• TO DO: What lines in the listing below hold the string "Headers"? Please copy them out.

START DATASET RECORDS

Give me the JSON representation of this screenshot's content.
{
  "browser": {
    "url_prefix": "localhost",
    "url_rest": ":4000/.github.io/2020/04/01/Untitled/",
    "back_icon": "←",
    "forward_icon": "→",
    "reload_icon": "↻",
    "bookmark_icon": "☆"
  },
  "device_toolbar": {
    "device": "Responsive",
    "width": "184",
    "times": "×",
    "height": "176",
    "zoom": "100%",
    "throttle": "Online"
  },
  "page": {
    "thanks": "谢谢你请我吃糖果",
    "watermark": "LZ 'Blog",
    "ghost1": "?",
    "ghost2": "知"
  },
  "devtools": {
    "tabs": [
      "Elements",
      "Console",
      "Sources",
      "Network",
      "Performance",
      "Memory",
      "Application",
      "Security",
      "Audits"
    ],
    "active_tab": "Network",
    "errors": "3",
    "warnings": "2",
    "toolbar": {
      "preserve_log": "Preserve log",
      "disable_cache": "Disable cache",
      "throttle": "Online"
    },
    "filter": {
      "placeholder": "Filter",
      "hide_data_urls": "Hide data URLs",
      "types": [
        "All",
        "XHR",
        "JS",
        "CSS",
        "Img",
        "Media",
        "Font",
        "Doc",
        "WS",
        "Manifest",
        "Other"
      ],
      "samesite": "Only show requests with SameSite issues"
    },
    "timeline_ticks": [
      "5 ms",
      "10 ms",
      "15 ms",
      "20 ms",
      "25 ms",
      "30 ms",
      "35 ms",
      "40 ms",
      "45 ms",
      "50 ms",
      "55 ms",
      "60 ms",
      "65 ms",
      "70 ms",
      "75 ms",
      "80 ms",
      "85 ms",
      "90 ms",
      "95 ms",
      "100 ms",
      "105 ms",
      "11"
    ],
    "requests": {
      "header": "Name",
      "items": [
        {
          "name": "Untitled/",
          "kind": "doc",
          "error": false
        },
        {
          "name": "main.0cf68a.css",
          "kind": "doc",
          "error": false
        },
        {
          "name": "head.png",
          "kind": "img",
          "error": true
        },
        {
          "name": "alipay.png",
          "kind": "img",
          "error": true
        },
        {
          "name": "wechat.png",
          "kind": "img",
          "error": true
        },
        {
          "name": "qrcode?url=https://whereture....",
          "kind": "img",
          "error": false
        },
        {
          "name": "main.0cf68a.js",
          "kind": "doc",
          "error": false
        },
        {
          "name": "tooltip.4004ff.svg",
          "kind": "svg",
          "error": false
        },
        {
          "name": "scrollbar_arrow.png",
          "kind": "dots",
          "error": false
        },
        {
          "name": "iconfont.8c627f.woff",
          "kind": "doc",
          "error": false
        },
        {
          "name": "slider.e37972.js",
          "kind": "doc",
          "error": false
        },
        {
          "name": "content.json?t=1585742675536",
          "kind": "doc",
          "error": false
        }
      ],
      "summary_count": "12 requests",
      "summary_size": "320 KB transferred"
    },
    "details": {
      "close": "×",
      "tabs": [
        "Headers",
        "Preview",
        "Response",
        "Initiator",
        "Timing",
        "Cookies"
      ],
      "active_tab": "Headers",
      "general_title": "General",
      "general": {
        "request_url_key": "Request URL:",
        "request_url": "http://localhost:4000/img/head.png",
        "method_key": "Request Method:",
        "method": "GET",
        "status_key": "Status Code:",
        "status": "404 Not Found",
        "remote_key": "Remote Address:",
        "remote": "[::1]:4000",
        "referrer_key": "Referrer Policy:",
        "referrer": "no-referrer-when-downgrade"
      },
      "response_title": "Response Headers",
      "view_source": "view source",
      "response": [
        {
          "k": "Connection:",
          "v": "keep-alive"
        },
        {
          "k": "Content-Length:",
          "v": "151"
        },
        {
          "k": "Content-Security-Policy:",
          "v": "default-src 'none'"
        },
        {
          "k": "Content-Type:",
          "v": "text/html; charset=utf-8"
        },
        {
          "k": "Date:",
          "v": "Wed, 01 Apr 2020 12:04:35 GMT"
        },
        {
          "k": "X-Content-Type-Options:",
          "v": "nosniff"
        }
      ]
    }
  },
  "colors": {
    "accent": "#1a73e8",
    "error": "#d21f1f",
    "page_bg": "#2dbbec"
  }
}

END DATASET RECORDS

• YOUR SOLUTION:
        "Headers",
      "active_tab": "Headers",
      "response_title": "Response Headers",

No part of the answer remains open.